In a historic partnership, dozens of local paramedics and technicians from the Hatzalah Volunteer Ambulance Service are being trained by Magen David Adom to field emergency calls in Israel in the event of a major war.
"We have told Magen David that we are ready to go when you need us the most," said Chevra Hatzalah president Heshy Jacob, who hopes to have 60 volunteers trained and ready before the High Holy Days.
Agencies in the UJA-Federation network are gearing up for a major funding shortfall at the end of the month, when allocations from state grants are due.
The emergency measures initiated by Gov. George Pataki and passed by the Legislature, which traditionally keep the state running until a budget is passed, this year have included only funds for health care, welfare, food stamps and state payrolls.
So when funds allocated before the end of the fiscal year expire this month, there will be no new funds for numerous other projects until a budget is passed.
One day after the worst blizzard in seven years hit New York City, the Queens Jewish Community Council was open for business, ready to assist the elderly or otherwise needy who may be having a rough time coping with the snow.
"We specifically wanted to be there in case people would call and say I don't have food," said council director Manny Behar. "It's happened in the past. But this time we didn't get any calls like that." In fact, it was all quiet all day at Beharís Forest Hills offices.
Jewish professionals are moving on several new fronts in their war against drug abuse with the opening of two new treatment centers, while an upcoming conference on at-risk teenagers in the Catskills is expected to draw as many as 500 participants.
After Uria Ohana, an Israeli-born Lubavitcher chasid, was attacked recently in Brooklyn by teens who allegedly stole his kipa and shouted at him in Arabic, the local chapter of the Council on American-Islamic Relations denounced the crime in no uncertain terms.
“This act is not representative of our community,” said Faiza Ali, the group’s community affairs director at a press conference at Brooklyn’s Borough Hall. “We stand in solidarity with the Jewish community.
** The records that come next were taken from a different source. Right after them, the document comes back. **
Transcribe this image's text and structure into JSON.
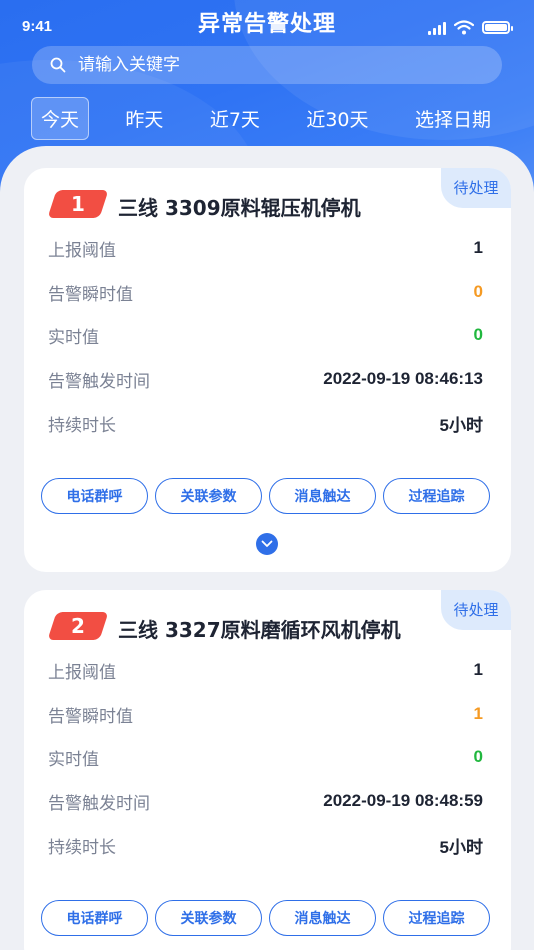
{
  "status_bar": {
    "time": "9:41"
  },
  "header": {
    "title": "异常告警处理"
  },
  "search": {
    "placeholder": "请输入关键字"
  },
  "tabs": [
    {
      "label": "今天",
      "active": true
    },
    {
      "label": "昨天"
    },
    {
      "label": "近7天"
    },
    {
      "label": "近30天"
    },
    {
      "label": "选择日期"
    }
  ],
  "alerts": [
    {
      "index": "1",
      "status": "待处理",
      "title": "三线 3309原料辊压机停机",
      "fields": [
        {
          "label": "上报阈值",
          "value": "1"
        },
        {
          "label": "告警瞬时值",
          "value": "0"
        },
        {
          "label": "实时值",
          "value": "0"
        },
        {
          "label": "告警触发时间",
          "value": "2022-09-19 08:46:13"
        },
        {
          "label": "持续时长",
          "value": "5小时"
        }
      ]
    },
    {
      "index": "2",
      "status": "待处理",
      "title": "三线 3327原料磨循环风机停机",
      "fields": [
        {
          "label": "上报阈值",
          "value": "1"
        },
        {
          "label": "告警瞬时值",
          "value": "1"
        },
        {
          "label": "实时值",
          "value": "0"
        },
        {
          "label": "告警触发时间",
          "value": "2022-09-19 08:48:59"
        },
        {
          "label": "持续时长",
          "value": "5小时"
        }
      ]
    }
  ],
  "actions": [
    "电话群呼",
    "关联参数",
    "消息触达",
    "过程追踪"
  ],
  "colors": {
    "primary": "#2f6fe8",
    "badge_red": "#f24e43",
    "value_orange": "#f59a23",
    "value_green": "#20b73e"
  }
}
A bias attack on Jews is an attack on all people.”
As the political landscape continues to shift under a re-elected and re-energized Bush administration, local Jewish agencies are bracing for what could be a sea change in government assistance to human services in an age of tax cuts and a surging federal deficit.
Federal funds and aid to states that allow local grants amount to about 50 percent of the billion dollars on which UJA-Federation depends to run its vast network of beneficiary agencies.
Nearly 10 months after ceasing its operations, an adoption agency with Jewish communal origins has reached an agreement with a similar organization to house and manage documents from some 80 years of services.
The decision between the defunct Louise Wise Services and Spence-Chapin means that thousands of people whose lives were affected by adoptions will continue to have limited access to birth records and other material that might aid them with reunion efforts or health crises.
There will be more money for AIDS prevention, breast cancer counseling, domestic violence programming and to work with former Soviet immigrants, the executive vice president and CEO of the Federation Employment and Guidance Service revealed this week.
The FEGS executive, Al Miller, said the new money was realized after strong investments made it possible to use the earnings to pay employee pension premiums.